→ **EXERCISE DESCRIPTION**:
Copy each of the records exactly; leave nothing out.

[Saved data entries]
=== Section Start ===

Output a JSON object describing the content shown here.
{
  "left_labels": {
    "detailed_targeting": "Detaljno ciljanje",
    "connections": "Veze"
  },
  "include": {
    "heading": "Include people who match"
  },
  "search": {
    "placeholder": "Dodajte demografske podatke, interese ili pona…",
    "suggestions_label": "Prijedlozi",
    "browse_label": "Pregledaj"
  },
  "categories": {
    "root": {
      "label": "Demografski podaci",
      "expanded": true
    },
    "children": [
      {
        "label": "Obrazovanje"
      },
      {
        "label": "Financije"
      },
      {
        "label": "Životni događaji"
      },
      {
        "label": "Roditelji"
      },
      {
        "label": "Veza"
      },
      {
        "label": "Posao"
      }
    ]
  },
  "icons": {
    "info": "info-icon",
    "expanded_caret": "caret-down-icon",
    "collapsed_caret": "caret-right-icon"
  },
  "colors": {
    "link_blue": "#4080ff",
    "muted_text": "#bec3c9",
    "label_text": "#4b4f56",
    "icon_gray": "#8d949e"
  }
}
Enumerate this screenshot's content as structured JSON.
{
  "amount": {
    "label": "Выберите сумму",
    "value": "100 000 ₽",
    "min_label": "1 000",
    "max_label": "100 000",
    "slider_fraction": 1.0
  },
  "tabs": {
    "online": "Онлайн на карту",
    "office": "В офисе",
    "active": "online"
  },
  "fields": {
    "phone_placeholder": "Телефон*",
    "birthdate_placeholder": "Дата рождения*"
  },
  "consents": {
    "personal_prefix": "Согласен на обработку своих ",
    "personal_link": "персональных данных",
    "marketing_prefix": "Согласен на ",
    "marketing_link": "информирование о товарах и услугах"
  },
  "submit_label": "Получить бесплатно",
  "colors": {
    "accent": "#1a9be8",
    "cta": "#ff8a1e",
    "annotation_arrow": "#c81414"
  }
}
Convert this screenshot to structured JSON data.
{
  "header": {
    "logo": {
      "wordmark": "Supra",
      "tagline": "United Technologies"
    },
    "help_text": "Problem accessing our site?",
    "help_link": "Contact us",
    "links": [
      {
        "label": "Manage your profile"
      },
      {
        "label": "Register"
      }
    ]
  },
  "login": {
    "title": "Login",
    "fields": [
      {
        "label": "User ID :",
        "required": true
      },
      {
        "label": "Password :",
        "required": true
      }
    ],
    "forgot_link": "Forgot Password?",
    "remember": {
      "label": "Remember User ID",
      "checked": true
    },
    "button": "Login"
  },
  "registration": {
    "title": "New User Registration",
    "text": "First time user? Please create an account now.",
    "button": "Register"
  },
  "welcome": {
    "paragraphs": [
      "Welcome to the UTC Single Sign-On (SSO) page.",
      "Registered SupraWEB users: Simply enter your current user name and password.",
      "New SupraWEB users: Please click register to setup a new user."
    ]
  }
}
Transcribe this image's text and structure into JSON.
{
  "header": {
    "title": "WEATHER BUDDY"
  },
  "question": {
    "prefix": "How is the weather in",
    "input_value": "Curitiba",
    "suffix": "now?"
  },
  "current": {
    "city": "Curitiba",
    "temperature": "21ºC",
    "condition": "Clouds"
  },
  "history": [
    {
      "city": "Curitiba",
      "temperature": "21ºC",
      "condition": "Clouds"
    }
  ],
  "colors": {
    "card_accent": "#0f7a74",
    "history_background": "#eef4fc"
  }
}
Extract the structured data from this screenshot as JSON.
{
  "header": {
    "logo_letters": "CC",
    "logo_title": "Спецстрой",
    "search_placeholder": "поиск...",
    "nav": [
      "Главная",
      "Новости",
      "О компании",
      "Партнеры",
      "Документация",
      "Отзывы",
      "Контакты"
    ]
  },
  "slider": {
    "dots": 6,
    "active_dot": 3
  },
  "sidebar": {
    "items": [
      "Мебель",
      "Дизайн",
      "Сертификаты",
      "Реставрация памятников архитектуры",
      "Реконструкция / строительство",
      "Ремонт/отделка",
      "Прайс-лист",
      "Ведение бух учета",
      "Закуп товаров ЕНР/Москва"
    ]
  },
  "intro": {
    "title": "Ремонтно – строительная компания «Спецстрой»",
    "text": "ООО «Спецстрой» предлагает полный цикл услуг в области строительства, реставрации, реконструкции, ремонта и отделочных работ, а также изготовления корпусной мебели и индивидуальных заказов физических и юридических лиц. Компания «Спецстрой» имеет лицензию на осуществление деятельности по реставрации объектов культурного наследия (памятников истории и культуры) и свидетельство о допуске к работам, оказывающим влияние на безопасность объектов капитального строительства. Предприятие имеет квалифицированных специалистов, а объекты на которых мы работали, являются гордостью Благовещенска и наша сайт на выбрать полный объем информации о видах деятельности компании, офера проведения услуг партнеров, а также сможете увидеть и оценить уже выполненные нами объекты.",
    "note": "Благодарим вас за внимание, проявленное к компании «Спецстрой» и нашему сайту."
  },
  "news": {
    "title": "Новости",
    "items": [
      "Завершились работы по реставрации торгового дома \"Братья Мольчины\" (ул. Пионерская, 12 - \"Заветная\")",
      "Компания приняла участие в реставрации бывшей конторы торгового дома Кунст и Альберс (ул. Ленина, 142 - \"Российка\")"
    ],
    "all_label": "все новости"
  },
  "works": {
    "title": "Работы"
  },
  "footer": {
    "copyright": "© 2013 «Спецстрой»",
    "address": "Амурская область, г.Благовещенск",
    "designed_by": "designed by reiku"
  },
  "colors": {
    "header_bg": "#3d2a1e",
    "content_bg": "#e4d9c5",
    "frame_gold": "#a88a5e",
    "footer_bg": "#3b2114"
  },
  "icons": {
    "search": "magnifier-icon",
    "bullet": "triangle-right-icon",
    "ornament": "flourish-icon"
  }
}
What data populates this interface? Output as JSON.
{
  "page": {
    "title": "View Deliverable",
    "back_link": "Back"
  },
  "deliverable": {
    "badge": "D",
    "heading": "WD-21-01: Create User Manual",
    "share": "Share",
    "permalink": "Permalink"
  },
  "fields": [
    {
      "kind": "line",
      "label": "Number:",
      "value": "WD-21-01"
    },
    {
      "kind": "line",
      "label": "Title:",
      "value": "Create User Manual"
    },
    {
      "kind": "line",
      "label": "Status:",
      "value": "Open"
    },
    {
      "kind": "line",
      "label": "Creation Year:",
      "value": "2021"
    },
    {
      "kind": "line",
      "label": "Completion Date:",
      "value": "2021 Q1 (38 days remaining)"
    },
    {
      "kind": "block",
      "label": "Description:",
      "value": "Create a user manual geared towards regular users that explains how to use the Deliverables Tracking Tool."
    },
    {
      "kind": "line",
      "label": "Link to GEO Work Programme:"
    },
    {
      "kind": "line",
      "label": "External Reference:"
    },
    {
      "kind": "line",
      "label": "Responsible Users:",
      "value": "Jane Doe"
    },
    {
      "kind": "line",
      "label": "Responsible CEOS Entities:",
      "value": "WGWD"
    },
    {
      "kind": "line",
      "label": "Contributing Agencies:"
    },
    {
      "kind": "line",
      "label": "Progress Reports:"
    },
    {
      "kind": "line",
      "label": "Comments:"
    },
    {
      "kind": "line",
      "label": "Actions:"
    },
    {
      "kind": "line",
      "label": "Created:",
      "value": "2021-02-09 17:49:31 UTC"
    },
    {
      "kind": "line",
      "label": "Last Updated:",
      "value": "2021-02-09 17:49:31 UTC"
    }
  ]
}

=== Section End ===

→ **WRITTEN RESPONSE**:
Output a JSON object describing the content shown here.
{
  "left_labels": {
    "detailed_targeting": "Detaljno ciljanje",
    "connections": "Veze"
  },
  "include": {
    "heading": "Include people who match"
  },
  "search": {
    "placeholder": "Dodajte demografske podatke, interese ili pona…",
    "suggestions_label": "Prijedlozi",
    "browse_label": "Pregledaj"
  },
  "categories": {
    "root": {
      "label": "Demografski podaci",
      "expanded": true
    },
    "children": [
      {
        "label": "Obrazovanje"
      },
      {
        "label": "Financije"
      },
      {
        "label": "Životni događaji"
      },
      {
        "label": "Roditelji"
      },
      {
        "label": "Veza"
      },
      {
        "label": "Posao"
      }
    ]
  },
  "icons": {
    "info": "info-icon",
    "expanded_caret": "caret-down-icon",
    "collapsed_caret": "caret-right-icon"
  },
  "colors": {
    "link_blue": "#4080ff",
    "muted_text": "#bec3c9",
    "label_text": "#4b4f56",
    "icon_gray": "#8d949e"
  }
}
Enumerate this screenshot's content as structured JSON.
{
  "amount": {
    "label": "Выберите сумму",
    "value": "100 000 ₽",
    "min_label": "1 000",
    "max_label": "100 000",
    "slider_fraction": 1.0
  },
  "tabs": {
    "online": "Онлайн на карту",
    "office": "В офисе",
    "active": "online"
  },
  "fields": {
    "phone_placeholder": "Телефон*",
    "birthdate_placeholder": "Дата рождения*"
  },
  "consents": {
    "personal_prefix": "Согласен на обработку своих ",
    "personal_link": "персональных данных",
    "marketing_prefix": "Согласен на ",
    "marketing_link": "информирование о товарах и услугах"
  },
  "submit_label": "Получить бесплатно",
  "colors": {
    "accent": "#1a9be8",
    "cta": "#ff8a1e",
    "annotation_arrow": "#c81414"
  }
}
Convert this screenshot to structured JSON data.
{
  "header": {
    "logo": {
      "wordmark": "Supra",
      "tagline": "United Technologies"
    },
    "help_text": "Problem accessing our site?",
    "help_link": "Contact us",
    "links": [
      {
        "label": "Manage your profile"
      },
      {
        "label": "Register"
      }
    ]
  },
  "login": {
    "title": "Login",
    "fields": [
      {
        "label": "User ID :",
        "required": true
      },
      {
        "label": "Password :",
        "required": true
      }
    ],
    "forgot_link": "Forgot Password?",
    "remember": {
      "label": "Remember User ID",
      "checked": true
    },
    "button": "Login"
  },
  "registration": {
    "title": "New User Registration",
    "text": "First time user? Please create an account now.",
    "button": "Register"
  },
  "welcome": {
    "paragraphs": [
      "Welcome to the UTC Single Sign-On (SSO) page.",
      "Registered SupraWEB users: Simply enter your current user name and password.",
      "New SupraWEB users: Please click register to setup a new user."
    ]
  }
}
Transcribe this image's text and structure into JSON.
{
  "header": {
    "title": "WEATHER BUDDY"
  },
  "question": {
    "prefix": "How is the weather in",
    "input_value": "Curitiba",
    "suffix": "now?"
  },
  "current": {
    "city": "Curitiba",
    "temperature": "21ºC",
    "condition": "Clouds"
  },
  "history": [
    {
      "city": "Curitiba",
      "temperature": "21ºC",
      "condition": "Clouds"
    }
  ],
  "colors": {
    "card_accent": "#0f7a74",
    "history_background": "#eef4fc"
  }
}
Extract the structured data from this screenshot as JSON.
{
  "header": {
    "logo_letters": "CC",
    "logo_title": "Спецстрой",
    "search_placeholder": "поиск...",
    "nav": [
      "Главная",
      "Новости",
      "О компании",
      "Партнеры",
      "Документация",
      "Отзывы",
      "Контакты"
    ]
  },
  "slider": {
    "dots": 6,
    "active_dot": 3
  },
  "sidebar": {
    "items": [
      "Мебель",
      "Дизайн",
      "Сертификаты",
      "Реставрация памятников архитектуры",
      "Реконструкция / строительство",
      "Ремонт/отделка",
      "Прайс-лист",
      "Ведение бух учета",
      "Закуп товаров ЕНР/Москва"
    ]
  },
  "intro": {
    "title": "Ремонтно – строительная компания «Спецстрой»",
    "text": "ООО «Спецстрой» предлагает полный цикл услуг в области строительства, реставрации, реконструкции, ремонта и отделочных работ, а также изготовления корпусной мебели и индивидуальных заказов физических и юридических лиц. Компания «Спецстрой» имеет лицензию на осуществление деятельности по реставрации объектов культурного наследия (памятников истории и культуры) и свидетельство о допуске к работам, оказывающим влияние на безопасность объектов капитального строительства. Предприятие имеет квалифицированных специалистов, а объекты на которых мы работали, являются гордостью Благовещенска и наша сайт на выбрать полный объем информации о видах деятельности компании, офера проведения услуг партнеров, а также сможете увидеть и оценить уже выполненные нами объекты.",
    "note": "Благодарим вас за внимание, проявленное к компании «Спецстрой» и нашему сайту."
  },
  "news": {
    "title": "Новости",
    "items": [
      "Завершились работы по реставрации торгового дома \"Братья Мольчины\" (ул. Пионерская, 12 - \"Заветная\")",
      "Компания приняла участие в реставрации бывшей конторы торгового дома Кунст и Альберс (ул. Ленина, 142 - \"Российка\")"
    ],
    "all_label": "все новости"
  },
  "works": {
    "title": "Работы"
  },
  "footer": {
    "copyright": "© 2013 «Спецстрой»",
    "address": "Амурская область, г.Благовещенск",
    "designed_by": "designed by reiku"
  },
  "colors": {
    "header_bg": "#3d2a1e",
    "content_bg": "#e4d9c5",
    "frame_gold": "#a88a5e",
    "footer_bg": "#3b2114"
  },
  "icons": {
    "search": "magnifier-icon",
    "bullet": "triangle-right-icon",
    "ornament": "flourish-icon"
  }
}
What data populates this interface? Output as JSON.
{
  "page": {
    "title": "View Deliverable",
    "back_link": "Back"
  },
  "deliverable": {
    "badge": "D",
    "heading": "WD-21-01: Create User Manual",
    "share": "Share",
    "permalink": "Permalink"
  },
  "fields": [
    {
      "kind": "line",
      "label": "Number:",
      "value": "WD-21-01"
    },
    {
      "kind": "line",
      "label": "Title:",
      "value": "Create User Manual"
    },
    {
      "kind": "line",
      "label": "Status:",
      "value": "Open"
    },
    {
      "kind": "line",
      "label": "Creation Year:",
      "value": "2021"
    },
    {
      "kind": "line",
      "label": "Completion Date:",
      "value": "2021 Q1 (38 days remaining)"
    },
    {
      "kind": "block",
      "label": "Description:",
      "value": "Create a user manual geared towards regular users that explains how to use the Deliverables Tracking Tool."
    },
    {
      "kind": "line",
      "label": "Link to GEO Work Programme:"
    },
    {
      "kind": "line",
      "label": "External Reference:"
    },
    {
      "kind": "line",
      "label": "Responsible Users:",
      "value": "Jane Doe"
    },
    {
      "kind": "line",
      "label": "Responsible CEOS Entities:",
      "value": "WGWD"
    },
    {
      "kind": "line",
      "label": "Contributing Agencies:"
    },
    {
      "kind": "line",
      "label": "Progress Reports:"
    },
    {
      "kind": "line",
      "label": "Comments:"
    },
    {
      "kind": "line",
      "label": "Actions:"
    },
    {
      "kind": "line",
      "label": "Created:",
      "value": "2021-02-09 17:49:31 UTC"
    },
    {
      "kind": "line",
      "label": "Last Updated:",
      "value": "2021-02-09 17:49:31 UTC"
    }
  ]
}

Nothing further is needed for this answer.